• _What is needed_:
Reproduce every record exactly.

####

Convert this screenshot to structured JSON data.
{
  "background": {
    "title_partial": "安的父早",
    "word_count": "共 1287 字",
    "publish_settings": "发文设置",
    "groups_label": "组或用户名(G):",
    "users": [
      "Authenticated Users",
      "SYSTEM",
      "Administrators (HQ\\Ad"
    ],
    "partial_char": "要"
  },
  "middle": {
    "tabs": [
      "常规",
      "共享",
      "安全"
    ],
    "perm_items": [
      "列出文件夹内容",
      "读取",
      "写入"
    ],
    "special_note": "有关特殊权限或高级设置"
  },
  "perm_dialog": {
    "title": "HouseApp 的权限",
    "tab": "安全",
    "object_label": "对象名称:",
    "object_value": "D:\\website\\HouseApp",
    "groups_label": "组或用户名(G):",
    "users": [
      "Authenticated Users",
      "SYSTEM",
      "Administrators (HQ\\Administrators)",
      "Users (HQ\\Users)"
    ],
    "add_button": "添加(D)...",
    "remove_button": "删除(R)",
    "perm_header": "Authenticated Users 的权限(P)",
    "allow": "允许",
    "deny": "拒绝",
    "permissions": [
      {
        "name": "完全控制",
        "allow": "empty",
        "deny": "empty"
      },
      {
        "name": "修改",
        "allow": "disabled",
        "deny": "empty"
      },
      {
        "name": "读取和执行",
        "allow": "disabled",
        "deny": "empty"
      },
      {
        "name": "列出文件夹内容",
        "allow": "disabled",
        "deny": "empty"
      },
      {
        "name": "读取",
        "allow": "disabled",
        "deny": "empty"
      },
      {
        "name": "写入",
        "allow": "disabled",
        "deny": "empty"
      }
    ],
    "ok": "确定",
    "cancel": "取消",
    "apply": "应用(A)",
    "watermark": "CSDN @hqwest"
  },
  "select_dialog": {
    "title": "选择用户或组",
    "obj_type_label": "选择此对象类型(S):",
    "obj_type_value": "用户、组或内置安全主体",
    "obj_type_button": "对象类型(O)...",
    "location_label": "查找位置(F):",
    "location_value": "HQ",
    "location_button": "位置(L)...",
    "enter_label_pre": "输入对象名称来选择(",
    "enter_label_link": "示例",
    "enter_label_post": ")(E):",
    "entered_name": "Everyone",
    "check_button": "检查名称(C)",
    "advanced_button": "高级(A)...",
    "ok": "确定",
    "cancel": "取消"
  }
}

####

• _Response to this task_:
Convert this screenshot to structured JSON data.
{
  "background": {
    "title_partial": "安的父早",
    "word_count": "共 1287 字",
    "publish_settings": "发文设置",
    "groups_label": "组或用户名(G):",
    "users": [
      "Authenticated Users",
      "SYSTEM",
      "Administrators (HQ\\Ad"
    ],
    "partial_char": "要"
  },
  "middle": {
    "tabs": [
      "常规",
      "共享",
      "安全"
    ],
    "perm_items": [
      "列出文件夹内容",
      "读取",
      "写入"
    ],
    "special_note": "有关特殊权限或高级设置"
  },
  "perm_dialog": {
    "title": "HouseApp 的权限",
    "tab": "安全",
    "object_label": "对象名称:",
    "object_value": "D:\\website\\HouseApp",
    "groups_label": "组或用户名(G):",
    "users": [
      "Authenticated Users",
      "SYSTEM",
      "Administrators (HQ\\Administrators)",
      "Users (HQ\\Users)"
    ],
    "add_button": "添加(D)...",
    "remove_button": "删除(R)",
    "perm_header": "Authenticated Users 的权限(P)",
    "allow": "允许",
    "deny": "拒绝",
    "permissions": [
      {
        "name": "完全控制",
        "allow": "empty",
        "deny": "empty"
      },
      {
        "name": "修改",
        "allow": "disabled",
        "deny": "empty"
      },
      {
        "name": "读取和执行",
        "allow": "disabled",
        "deny": "empty"
      },
      {
        "name": "列出文件夹内容",
        "allow": "disabled",
        "deny": "empty"
      },
      {
        "name": "读取",
        "allow": "disabled",
        "deny": "empty"
      },
      {
        "name": "写入",
        "allow": "disabled",
        "deny": "empty"
      }
    ],
    "ok": "确定",
    "cancel": "取消",
    "apply": "应用(A)",
    "watermark": "CSDN @hqwest"
  },
  "select_dialog": {
    "title": "选择用户或组",
    "obj_type_label": "选择此对象类型(S):",
    "obj_type_value": "用户、组或内置安全主体",
    "obj_type_button": "对象类型(O)...",
    "location_label": "查找位置(F):",
    "location_value": "HQ",
    "location_button": "位置(L)...",
    "enter_label_pre": "输入对象名称来选择(",
    "enter_label_link": "示例",
    "enter_label_post": ")(E):",
    "entered_name": "Everyone",
    "check_button": "检查名称(C)",
    "advanced_button": "高级(A)...",
    "ok": "确定",
    "cancel": "取消"
  }
}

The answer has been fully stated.